## Exercise input
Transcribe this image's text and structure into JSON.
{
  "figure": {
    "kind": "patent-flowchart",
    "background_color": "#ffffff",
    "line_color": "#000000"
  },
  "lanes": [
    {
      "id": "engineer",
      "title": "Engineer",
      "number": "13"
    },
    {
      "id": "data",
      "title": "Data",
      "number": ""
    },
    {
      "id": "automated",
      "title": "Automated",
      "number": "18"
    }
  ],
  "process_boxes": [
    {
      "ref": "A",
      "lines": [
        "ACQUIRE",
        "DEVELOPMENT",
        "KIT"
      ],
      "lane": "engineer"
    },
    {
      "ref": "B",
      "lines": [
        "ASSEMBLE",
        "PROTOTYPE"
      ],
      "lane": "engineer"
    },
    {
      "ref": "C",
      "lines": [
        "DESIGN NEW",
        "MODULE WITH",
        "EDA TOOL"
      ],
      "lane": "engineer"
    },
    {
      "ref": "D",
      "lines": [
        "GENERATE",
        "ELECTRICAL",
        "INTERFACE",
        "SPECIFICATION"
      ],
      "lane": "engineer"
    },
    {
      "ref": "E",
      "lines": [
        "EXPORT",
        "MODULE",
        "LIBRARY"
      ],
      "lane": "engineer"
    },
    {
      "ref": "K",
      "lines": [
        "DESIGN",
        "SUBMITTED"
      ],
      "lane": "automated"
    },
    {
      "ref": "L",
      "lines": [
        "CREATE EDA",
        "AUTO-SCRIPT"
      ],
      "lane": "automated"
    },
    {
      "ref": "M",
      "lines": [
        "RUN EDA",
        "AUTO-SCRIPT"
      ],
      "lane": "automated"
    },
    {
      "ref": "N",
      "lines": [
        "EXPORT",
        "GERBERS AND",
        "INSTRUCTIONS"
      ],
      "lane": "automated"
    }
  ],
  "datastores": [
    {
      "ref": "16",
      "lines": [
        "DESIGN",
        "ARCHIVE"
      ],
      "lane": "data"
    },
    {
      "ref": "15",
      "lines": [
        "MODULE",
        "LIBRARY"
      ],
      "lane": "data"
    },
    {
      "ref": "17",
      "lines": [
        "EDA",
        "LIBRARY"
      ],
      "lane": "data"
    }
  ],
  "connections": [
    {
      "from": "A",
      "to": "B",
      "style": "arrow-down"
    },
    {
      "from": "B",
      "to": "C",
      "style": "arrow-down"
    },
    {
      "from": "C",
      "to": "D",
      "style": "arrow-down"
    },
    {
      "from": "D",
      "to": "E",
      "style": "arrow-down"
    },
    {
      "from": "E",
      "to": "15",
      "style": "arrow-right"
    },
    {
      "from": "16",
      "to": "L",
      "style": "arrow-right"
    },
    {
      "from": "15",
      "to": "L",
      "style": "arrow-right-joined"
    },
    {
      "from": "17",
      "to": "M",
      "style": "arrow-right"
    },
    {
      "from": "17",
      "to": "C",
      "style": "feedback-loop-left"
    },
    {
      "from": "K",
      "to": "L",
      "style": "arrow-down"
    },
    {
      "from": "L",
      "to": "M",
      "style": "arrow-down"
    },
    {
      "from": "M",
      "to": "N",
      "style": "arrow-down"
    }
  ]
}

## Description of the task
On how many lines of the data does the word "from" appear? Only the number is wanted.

## Your response
12